There’s good reason for that response. Baseball-to-Portland has been talked about for years, but there has never been any real traction. Past initiatives have failed, significant public funding for a stadium seems to be a political impossibility and, heck, Portland wasn’t even interested in keeping its Triple-A team, turning its stadium into a much more successful soccer venue and not missing the Beavers all that much.

It would seem, however, that the reports are not mere speculation and there is a genuine baseball-to-Portland initiative afoot once again. From the Oregonian:

On Tuesday, former Trail Blazers broadcaster Mike Barrett confirmed to The Oregonian/OregonLive that he is part of the Portland group.

“I am officially involved with a campaign to bring Major League Baseball and a stadium development to Portland,” Barrett said. “There is also a formally organized, sophisticated and seasoned management group running this initiative. We will keep you fully apprised of any/all developments as this project progresses.”

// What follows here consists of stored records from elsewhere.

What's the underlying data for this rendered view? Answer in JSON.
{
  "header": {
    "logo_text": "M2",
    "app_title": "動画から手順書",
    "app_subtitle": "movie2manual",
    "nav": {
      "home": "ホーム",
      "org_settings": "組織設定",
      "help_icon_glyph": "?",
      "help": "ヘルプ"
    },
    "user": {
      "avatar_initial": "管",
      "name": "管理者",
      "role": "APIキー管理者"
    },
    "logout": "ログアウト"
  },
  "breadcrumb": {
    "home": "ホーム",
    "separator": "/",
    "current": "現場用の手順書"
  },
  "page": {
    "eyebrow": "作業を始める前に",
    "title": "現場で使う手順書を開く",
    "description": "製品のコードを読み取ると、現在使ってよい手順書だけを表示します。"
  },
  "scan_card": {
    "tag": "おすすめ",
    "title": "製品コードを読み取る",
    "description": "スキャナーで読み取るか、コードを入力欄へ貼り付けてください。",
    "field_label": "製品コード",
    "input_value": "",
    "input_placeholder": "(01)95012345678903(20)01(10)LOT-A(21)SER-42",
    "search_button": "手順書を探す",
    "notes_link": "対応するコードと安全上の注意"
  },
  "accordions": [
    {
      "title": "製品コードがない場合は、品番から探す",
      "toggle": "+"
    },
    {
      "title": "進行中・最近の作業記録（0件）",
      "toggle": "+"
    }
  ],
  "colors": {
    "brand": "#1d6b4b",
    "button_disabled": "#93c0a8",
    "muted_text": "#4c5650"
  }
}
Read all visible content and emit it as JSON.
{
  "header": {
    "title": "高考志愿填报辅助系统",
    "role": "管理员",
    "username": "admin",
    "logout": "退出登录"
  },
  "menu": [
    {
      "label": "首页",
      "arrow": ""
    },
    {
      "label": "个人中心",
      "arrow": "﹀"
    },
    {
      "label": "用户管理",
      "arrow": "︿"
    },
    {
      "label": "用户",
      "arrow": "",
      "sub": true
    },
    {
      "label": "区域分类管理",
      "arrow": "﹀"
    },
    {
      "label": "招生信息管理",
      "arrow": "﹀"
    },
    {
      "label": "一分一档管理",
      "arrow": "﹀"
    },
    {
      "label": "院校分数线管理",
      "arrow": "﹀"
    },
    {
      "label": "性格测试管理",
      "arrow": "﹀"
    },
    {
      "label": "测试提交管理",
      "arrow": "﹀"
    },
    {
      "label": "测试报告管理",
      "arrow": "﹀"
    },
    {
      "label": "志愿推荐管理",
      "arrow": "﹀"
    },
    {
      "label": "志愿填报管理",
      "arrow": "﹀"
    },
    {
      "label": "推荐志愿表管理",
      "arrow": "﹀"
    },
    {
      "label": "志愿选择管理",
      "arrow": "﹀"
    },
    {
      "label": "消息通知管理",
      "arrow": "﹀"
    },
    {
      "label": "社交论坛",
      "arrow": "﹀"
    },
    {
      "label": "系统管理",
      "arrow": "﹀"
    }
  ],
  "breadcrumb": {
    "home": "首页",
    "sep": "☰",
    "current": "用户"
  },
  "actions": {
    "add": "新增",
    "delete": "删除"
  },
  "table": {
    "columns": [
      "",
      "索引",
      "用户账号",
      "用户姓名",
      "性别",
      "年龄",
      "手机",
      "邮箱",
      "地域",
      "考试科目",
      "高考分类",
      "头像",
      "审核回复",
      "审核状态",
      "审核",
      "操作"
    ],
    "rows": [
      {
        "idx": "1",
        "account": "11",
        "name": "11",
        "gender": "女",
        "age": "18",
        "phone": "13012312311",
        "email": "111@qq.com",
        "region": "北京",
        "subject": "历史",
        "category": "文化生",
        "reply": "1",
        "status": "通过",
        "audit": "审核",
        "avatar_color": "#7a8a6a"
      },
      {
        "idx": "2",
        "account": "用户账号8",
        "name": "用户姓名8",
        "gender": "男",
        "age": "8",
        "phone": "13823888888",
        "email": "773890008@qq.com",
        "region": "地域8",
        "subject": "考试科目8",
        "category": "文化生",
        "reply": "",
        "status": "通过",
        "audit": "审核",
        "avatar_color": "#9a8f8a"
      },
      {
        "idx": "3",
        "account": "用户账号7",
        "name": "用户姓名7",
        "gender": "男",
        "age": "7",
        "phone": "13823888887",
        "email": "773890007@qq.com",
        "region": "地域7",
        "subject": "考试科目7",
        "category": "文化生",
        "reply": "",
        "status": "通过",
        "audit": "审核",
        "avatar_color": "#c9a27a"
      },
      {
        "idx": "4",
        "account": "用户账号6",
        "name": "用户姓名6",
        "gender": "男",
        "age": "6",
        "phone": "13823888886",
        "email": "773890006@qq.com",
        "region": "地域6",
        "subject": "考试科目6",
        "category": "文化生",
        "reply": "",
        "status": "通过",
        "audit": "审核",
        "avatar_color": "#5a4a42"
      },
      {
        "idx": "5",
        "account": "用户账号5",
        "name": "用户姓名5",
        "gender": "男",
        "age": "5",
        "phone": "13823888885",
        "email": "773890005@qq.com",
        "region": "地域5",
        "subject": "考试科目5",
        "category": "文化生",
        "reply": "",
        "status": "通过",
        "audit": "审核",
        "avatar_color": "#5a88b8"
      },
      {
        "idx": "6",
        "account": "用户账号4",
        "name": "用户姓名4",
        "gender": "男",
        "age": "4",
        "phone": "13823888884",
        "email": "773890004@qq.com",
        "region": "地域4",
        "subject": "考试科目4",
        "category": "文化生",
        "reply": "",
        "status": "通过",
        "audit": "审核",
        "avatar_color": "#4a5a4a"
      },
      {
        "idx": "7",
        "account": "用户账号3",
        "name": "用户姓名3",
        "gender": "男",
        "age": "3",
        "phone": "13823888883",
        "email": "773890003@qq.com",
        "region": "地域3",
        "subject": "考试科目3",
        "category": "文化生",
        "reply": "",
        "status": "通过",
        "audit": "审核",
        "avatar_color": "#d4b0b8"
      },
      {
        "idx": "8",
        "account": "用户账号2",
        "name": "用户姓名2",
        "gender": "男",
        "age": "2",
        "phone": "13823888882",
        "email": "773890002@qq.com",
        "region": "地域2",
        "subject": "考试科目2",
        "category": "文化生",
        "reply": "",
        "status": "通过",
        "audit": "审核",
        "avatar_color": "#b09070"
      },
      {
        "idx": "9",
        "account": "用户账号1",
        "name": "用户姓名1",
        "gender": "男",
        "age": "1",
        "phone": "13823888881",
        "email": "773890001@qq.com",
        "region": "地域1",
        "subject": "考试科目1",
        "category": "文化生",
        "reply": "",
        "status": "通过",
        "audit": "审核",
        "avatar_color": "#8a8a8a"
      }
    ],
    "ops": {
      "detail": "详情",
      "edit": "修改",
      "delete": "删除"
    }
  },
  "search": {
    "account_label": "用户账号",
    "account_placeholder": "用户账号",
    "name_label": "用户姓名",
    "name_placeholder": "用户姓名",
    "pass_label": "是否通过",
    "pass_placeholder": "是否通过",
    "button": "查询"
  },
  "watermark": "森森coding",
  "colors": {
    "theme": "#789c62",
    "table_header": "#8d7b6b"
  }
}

One guy — a broadcaster no less — saying he’s part of a group is not exactly a major needle-mover, of course. But it does contrast with past Portland initiatives that have been well-publicized grassroots affairs. While those may have been more broad-based and while their public nature may have provided some refreshing transparency, the simple fact of professional sports ownership in the 21st century is that well-monied groups who play things close to the vest are more likely to make waves. We’re in an age when technocratic hedge fund-type guys make things happen in this arena, not in an age when flamboyant public personalities do.

None of which is to say that baseball in Portland is a lock or that expansion anywhere is a short term proposition. It’s just to note that, yeah, there is a bit more going on, it seems, than just pointing at a map and saying “yeah, a team would make sense here.”